(Interface dataset entries)
== == ==
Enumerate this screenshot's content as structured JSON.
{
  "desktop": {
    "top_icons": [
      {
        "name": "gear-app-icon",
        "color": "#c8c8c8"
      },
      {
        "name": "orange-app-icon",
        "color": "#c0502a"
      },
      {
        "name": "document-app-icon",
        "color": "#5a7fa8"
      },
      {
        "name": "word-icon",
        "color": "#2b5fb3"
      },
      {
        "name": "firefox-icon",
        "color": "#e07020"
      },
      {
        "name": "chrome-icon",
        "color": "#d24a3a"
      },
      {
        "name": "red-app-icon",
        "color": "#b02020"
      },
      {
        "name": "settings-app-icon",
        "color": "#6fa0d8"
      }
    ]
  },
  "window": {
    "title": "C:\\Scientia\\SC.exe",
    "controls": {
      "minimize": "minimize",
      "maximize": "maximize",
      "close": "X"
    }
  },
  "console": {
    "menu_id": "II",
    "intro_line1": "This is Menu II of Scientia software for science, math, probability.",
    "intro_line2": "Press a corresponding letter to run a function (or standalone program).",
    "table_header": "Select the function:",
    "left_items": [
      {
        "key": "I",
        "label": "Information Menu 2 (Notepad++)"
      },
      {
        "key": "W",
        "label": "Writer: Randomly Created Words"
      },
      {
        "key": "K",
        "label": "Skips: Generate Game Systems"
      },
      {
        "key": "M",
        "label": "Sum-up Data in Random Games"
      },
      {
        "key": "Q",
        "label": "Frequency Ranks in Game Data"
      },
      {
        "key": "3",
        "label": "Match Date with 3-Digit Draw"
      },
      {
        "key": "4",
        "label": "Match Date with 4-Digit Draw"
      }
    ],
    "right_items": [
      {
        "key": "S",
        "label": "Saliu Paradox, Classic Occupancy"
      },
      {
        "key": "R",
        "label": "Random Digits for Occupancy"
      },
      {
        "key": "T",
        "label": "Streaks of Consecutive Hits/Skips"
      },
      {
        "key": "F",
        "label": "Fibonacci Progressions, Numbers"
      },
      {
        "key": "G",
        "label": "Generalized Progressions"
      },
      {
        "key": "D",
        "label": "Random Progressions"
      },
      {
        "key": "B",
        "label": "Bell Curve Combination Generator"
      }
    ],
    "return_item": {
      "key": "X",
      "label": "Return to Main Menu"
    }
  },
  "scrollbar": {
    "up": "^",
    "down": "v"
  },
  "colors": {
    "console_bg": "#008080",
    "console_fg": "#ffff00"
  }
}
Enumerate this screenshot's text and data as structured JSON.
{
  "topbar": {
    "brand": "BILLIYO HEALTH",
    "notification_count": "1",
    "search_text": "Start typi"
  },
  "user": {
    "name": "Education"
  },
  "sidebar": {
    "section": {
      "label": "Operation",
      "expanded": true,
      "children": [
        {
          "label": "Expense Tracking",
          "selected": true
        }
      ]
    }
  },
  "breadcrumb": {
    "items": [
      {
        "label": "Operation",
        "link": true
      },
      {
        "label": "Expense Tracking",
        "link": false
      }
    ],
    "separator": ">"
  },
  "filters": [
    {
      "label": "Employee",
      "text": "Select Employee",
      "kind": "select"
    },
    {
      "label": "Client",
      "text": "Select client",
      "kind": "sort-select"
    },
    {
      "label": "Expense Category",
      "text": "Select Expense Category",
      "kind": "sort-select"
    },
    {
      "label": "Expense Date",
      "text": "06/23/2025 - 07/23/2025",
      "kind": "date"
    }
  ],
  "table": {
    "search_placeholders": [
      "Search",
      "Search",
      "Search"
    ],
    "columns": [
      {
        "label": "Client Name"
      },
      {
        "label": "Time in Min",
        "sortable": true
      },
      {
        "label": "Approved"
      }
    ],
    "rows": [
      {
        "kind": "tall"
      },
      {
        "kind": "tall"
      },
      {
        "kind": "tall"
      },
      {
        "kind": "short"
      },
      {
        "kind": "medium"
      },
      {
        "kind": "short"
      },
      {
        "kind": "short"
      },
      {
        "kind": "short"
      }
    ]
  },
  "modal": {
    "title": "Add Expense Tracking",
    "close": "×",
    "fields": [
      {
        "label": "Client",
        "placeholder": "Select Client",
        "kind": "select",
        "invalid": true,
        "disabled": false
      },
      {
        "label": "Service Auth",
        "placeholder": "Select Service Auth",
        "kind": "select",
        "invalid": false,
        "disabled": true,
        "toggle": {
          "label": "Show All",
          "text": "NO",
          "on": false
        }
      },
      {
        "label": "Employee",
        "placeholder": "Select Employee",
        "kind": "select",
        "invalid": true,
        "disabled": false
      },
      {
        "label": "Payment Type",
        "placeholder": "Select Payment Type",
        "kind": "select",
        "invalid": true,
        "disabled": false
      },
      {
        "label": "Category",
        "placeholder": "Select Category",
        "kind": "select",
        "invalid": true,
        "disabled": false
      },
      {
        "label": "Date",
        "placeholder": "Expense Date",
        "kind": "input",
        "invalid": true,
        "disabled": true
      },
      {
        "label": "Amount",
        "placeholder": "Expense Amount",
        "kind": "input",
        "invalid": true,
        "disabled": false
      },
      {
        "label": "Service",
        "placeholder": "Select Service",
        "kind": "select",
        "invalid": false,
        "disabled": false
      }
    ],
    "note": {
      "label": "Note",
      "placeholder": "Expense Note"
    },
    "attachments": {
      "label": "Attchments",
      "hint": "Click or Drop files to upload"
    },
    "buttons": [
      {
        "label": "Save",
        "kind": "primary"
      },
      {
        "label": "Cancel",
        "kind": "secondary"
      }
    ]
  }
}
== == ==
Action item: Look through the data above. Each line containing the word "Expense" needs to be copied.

Finished exercise:
          "label": "Expense Tracking",
        "label": "Expense Tracking",
      "label": "Expense Category",
      "text": "Select Expense Category",
      "label": "Expense Date",
    "title": "Add Expense Tracking",
        "placeholder": "Expense Date",
        "placeholder": "Expense Amount",
      "placeholder": "Expense Note"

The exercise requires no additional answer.